Set up internal comms to keep the team in sync. Virtual meetings don’t carry the same weight as everyone huddling around a table. It’s nice to have some face time, even if it’s just on screen. Help your clients by setting them up with a service like Zoom, Google Hangouts or Microsoft Teams.
Spontaneous conversation also takes a hit when everyone isn’t working in the same space. Coworkers can’t pop by to ask a question, and there’s no lunchroom banter.
Thankfully Zoom, Google Hangouts and Microsoft Teams all include chat and private messaging for spontaneous conversations. For the sake of simplicity, try to set your clients up with a single tool to handle both meetings and messaging.
All of this might be overwhelming for your client. Be there to calm their nerves and guide the way.
Offer some pointers on how they could use these apps within their business. Should they hold a weekly team meeting? 1:1s between members? Daily check-ins via chat?
Cater your recommendations to your clients’ specific needs. Invest in your business.
Most web professionals are all too familiar with the feast and famine cycle of projects. That’s why we’re so vocal about building recurring revenue into your business.
You should still push for that arrangement, where and when you can. It offers a lot of reassurance to both you and your clients. They’ll know you have their back, and you won’t have to chase new client work.
But don’t stop there. Designers & developers who thrived through the 2008-2009 recession stayed alert for new opportunities. They swam upstream, growing their businesses while their competitors dug in or shut down.
Expand your knowledge & services. Look into partner certification programs from platforms like Facebook, Google, HubSpot, Copyblogger and others. These programs can help you expand your services into new areas. Their badging and credentials help you stand out from your competitors, and they can be a source of new leads through partner referrals.
Sharpen your skills with online courses from sites like Udemy, LinkedIn Learning and Creative Class. If you prefer learning through hands-on projects and taking things apart, check out FreeCodeCamp, Codepen and Glitch.
Join online communities to connect and learn from other web professionals’ experiences & expertise. There are active Facebook groups like Agency Trailblazers and The Admin Bar; Slack teams like Post Status and Online Geniuses; and forums like DEV and Spiceworks.
Work on your own marketing. Redesign your website. Update your portfolio and case studies. Publish useful, evergreen content to get found in search and build your credibility.
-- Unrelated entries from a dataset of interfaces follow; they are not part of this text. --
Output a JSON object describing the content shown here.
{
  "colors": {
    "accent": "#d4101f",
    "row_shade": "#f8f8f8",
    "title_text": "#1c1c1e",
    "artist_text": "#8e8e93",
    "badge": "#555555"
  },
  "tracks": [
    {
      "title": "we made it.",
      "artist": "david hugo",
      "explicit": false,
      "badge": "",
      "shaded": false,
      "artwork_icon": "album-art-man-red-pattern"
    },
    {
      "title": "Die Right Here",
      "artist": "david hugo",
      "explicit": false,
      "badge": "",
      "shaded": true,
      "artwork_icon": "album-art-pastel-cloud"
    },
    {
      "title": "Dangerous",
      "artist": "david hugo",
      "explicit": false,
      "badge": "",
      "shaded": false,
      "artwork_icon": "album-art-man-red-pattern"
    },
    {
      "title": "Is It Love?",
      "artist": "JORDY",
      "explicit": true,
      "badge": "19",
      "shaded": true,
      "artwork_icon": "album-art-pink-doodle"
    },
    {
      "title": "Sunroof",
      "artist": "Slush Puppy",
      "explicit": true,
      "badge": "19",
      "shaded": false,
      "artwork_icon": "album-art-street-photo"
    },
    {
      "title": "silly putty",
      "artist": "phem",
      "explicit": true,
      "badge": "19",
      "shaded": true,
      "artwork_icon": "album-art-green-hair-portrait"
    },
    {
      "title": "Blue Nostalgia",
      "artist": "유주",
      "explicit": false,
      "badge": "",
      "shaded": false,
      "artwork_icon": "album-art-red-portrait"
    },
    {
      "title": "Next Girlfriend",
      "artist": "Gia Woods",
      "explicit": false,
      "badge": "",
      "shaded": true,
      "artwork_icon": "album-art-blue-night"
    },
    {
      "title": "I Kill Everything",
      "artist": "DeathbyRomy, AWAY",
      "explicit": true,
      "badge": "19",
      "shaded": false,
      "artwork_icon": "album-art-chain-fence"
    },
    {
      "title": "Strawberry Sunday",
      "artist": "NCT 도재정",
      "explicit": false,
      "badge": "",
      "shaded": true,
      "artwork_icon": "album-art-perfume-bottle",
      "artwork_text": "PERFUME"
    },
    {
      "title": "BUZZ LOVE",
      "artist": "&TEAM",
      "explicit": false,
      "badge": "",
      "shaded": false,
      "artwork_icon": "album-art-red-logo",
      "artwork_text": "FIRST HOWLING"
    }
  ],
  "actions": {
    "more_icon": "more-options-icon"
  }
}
Become the go-to web expert for your area. Create a free email course. Start a weekly newsletter. Join small business communities and look for questions you can answer. Present virtual meetups, write for local business organizations, or provide free services to a local nonprofit.
Overhaul your systems and processes.
Where can you streamline or automate your work? Can you build sustainable routines around ongoing tasks? Can you create templates for your communications and projects? Can you build up your own internal docs, so that you can delegate tasks when the time comes?
…and take a break from everything. Pick up a hobby that isn’t work related. Read, meditate, exercise. Reconnect with family and friends. If you need to talk with someone, check out WP&UP. They’re a registered charity that helps web professionals deal with physical and mental health. We have COVID-19 resources to help small businesses stay open. Feel free to use lean on these as you’re guiding your clients. We also launched an #OpenWeStand section on the GoDaddy Community forums, a place for entrepreneurs to get help from each other. We’d love to have experienced web professionals jump in and share their expertise, too.
Andy McIlwain Andy wrangles content and community programs for GoDaddy Pro. He's a longtime meetup organizer, self-taught web developer, WordPress enthusiast, and advocate for an open web. Say hello on Twitter, LinkedIn, or his blog.